Check every line of the data below for the string "screenshot", and copy the ones that hold it.

Task material START

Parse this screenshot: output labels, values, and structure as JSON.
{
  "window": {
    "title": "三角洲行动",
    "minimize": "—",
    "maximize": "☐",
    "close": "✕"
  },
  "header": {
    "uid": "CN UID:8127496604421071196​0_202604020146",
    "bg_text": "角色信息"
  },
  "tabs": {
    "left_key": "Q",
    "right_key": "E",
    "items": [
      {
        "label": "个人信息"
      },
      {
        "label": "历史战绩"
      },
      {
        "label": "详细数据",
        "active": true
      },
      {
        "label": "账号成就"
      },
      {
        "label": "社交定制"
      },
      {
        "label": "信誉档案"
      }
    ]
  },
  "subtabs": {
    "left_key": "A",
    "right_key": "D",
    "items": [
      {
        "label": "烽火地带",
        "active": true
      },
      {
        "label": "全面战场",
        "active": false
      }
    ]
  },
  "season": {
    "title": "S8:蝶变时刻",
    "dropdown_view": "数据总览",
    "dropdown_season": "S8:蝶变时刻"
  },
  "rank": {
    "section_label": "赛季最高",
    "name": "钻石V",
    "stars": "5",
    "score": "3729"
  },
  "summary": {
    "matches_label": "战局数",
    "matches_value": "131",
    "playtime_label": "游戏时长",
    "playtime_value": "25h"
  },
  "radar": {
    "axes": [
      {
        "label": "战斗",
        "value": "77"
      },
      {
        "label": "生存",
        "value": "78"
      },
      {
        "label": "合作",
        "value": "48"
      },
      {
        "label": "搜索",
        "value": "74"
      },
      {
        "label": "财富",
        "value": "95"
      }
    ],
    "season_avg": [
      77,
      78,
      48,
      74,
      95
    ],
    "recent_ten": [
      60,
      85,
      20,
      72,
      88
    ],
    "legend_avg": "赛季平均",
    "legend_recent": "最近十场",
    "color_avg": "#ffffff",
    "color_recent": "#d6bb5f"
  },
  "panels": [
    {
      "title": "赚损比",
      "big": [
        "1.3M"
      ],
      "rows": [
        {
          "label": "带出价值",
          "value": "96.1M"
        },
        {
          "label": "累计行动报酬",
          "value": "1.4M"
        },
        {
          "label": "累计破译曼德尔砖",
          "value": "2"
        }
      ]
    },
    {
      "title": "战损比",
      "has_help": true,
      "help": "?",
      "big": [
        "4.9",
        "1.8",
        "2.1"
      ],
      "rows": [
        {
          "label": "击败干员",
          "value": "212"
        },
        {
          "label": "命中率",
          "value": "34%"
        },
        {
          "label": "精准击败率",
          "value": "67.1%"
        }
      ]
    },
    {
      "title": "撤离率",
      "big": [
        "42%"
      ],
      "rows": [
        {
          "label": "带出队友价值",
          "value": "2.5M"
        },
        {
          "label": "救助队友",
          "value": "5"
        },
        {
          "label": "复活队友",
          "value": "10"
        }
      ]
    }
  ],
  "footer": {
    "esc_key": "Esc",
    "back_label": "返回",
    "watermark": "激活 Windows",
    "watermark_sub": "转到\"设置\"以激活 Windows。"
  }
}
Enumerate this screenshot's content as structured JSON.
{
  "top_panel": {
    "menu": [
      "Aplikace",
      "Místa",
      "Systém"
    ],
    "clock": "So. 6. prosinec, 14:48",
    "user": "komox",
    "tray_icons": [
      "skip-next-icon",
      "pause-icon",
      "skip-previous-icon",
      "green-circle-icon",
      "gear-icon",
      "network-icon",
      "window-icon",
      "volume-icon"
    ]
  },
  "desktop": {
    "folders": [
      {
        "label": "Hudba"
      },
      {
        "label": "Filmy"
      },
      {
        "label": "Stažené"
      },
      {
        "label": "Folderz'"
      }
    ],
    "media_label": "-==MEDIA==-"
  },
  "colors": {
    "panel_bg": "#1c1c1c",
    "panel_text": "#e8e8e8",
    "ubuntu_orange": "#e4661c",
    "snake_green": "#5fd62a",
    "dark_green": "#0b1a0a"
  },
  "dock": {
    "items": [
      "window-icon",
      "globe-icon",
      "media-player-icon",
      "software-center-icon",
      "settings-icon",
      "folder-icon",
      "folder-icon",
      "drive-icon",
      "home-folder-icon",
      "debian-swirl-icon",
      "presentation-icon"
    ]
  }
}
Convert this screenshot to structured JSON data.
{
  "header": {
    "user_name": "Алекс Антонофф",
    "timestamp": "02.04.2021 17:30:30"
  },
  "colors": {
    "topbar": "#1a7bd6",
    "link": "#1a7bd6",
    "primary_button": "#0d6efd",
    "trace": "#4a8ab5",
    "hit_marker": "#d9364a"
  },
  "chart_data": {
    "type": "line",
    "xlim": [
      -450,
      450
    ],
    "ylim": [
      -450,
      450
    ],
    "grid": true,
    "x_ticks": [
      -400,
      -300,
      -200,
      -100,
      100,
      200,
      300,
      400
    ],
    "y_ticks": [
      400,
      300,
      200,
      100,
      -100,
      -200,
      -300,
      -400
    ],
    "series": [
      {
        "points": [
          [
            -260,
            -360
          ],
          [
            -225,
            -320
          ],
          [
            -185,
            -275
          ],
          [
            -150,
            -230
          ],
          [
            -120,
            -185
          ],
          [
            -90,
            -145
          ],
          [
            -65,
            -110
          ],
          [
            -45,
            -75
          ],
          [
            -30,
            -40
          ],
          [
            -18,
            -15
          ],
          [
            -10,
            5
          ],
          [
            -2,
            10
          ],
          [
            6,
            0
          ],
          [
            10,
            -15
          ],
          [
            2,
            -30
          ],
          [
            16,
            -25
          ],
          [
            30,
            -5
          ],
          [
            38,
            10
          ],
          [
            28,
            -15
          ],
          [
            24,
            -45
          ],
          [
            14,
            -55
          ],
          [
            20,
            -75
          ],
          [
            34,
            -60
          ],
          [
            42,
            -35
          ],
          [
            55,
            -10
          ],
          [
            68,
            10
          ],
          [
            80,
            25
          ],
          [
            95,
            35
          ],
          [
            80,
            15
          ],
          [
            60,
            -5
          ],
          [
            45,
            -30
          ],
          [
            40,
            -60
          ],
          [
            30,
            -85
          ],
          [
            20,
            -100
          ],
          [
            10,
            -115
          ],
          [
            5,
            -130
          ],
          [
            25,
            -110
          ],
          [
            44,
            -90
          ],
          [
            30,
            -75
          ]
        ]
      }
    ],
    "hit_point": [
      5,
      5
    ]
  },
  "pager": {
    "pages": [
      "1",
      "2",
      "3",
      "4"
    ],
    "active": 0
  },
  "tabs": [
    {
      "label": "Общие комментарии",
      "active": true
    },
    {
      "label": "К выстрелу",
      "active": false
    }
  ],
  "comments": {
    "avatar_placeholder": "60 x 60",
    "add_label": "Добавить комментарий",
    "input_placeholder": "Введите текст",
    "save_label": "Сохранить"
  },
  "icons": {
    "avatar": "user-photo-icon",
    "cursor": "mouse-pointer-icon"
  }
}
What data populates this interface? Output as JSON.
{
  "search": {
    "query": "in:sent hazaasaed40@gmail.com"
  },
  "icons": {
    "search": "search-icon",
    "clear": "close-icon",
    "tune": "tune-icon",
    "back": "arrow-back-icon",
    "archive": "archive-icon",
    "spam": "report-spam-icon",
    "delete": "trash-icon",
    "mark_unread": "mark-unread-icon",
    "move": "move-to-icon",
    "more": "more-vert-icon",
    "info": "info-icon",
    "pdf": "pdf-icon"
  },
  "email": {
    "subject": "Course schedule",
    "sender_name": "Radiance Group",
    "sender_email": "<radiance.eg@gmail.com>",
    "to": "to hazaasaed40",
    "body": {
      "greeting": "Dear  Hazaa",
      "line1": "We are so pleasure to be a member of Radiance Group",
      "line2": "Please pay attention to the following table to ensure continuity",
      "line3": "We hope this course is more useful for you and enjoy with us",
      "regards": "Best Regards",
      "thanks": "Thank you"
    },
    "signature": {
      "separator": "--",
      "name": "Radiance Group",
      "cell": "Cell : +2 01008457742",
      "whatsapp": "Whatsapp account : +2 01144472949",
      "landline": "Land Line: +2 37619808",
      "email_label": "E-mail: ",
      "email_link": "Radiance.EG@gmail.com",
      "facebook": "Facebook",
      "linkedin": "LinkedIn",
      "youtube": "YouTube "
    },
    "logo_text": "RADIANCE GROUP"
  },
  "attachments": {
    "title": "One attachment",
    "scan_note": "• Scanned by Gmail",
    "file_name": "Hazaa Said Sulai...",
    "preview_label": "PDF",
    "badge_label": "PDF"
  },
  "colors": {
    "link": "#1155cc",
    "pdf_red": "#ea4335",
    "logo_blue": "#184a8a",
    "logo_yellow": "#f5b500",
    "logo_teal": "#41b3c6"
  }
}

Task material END

» **Result of this task**:
Parse this screenshot: output labels, values, and structure as JSON.
Enumerate this screenshot's content as structured JSON.
Convert this screenshot to structured JSON data.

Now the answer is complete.